START INPUT DATA
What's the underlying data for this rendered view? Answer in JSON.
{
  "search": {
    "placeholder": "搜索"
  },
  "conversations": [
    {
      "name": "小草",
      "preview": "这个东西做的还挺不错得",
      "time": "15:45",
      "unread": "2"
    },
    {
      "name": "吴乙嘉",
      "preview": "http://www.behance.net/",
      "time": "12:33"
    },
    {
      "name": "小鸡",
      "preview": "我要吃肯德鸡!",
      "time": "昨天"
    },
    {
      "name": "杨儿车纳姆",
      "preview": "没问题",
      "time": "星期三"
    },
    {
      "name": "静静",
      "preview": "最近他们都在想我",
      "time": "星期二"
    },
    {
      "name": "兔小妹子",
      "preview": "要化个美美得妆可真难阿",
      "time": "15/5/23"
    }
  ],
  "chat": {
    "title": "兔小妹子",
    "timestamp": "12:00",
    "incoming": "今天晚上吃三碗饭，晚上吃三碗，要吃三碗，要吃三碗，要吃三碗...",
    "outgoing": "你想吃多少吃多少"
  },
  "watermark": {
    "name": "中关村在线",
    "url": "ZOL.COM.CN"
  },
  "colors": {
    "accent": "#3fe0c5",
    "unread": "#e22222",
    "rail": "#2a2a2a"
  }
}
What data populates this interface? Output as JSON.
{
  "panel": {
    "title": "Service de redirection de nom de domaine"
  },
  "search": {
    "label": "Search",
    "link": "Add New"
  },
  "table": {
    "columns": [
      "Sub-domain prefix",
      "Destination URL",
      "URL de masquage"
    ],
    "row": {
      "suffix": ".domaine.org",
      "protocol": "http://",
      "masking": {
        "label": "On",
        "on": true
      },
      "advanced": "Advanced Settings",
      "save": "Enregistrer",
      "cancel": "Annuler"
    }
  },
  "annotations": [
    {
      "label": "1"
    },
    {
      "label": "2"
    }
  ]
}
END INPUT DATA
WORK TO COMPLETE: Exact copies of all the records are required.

ANSWER TO THIS PROBLEM:
What's the underlying data for this rendered view? Answer in JSON.
{
  "search": {
    "placeholder": "搜索"
  },
  "conversations": [
    {
      "name": "小草",
      "preview": "这个东西做的还挺不错得",
      "time": "15:45",
      "unread": "2"
    },
    {
      "name": "吴乙嘉",
      "preview": "http://www.behance.net/",
      "time": "12:33"
    },
    {
      "name": "小鸡",
      "preview": "我要吃肯德鸡!",
      "time": "昨天"
    },
    {
      "name": "杨儿车纳姆",
      "preview": "没问题",
      "time": "星期三"
    },
    {
      "name": "静静",
      "preview": "最近他们都在想我",
      "time": "星期二"
    },
    {
      "name": "兔小妹子",
      "preview": "要化个美美得妆可真难阿",
      "time": "15/5/23"
    }
  ],
  "chat": {
    "title": "兔小妹子",
    "timestamp": "12:00",
    "incoming": "今天晚上吃三碗饭，晚上吃三碗，要吃三碗，要吃三碗，要吃三碗...",
    "outgoing": "你想吃多少吃多少"
  },
  "watermark": {
    "name": "中关村在线",
    "url": "ZOL.COM.CN"
  },
  "colors": {
    "accent": "#3fe0c5",
    "unread": "#e22222",
    "rail": "#2a2a2a"
  }
}
What data populates this interface? Output as JSON.
{
  "panel": {
    "title": "Service de redirection de nom de domaine"
  },
  "search": {
    "label": "Search",
    "link": "Add New"
  },
  "table": {
    "columns": [
      "Sub-domain prefix",
      "Destination URL",
      "URL de masquage"
    ],
    "row": {
      "suffix": ".domaine.org",
      "protocol": "http://",
      "masking": {
        "label": "On",
        "on": true
      },
      "advanced": "Advanced Settings",
      "save": "Enregistrer",
      "cancel": "Annuler"
    }
  },
  "annotations": [
    {
      "label": "1"
    },
    {
      "label": "2"
    }
  ]
}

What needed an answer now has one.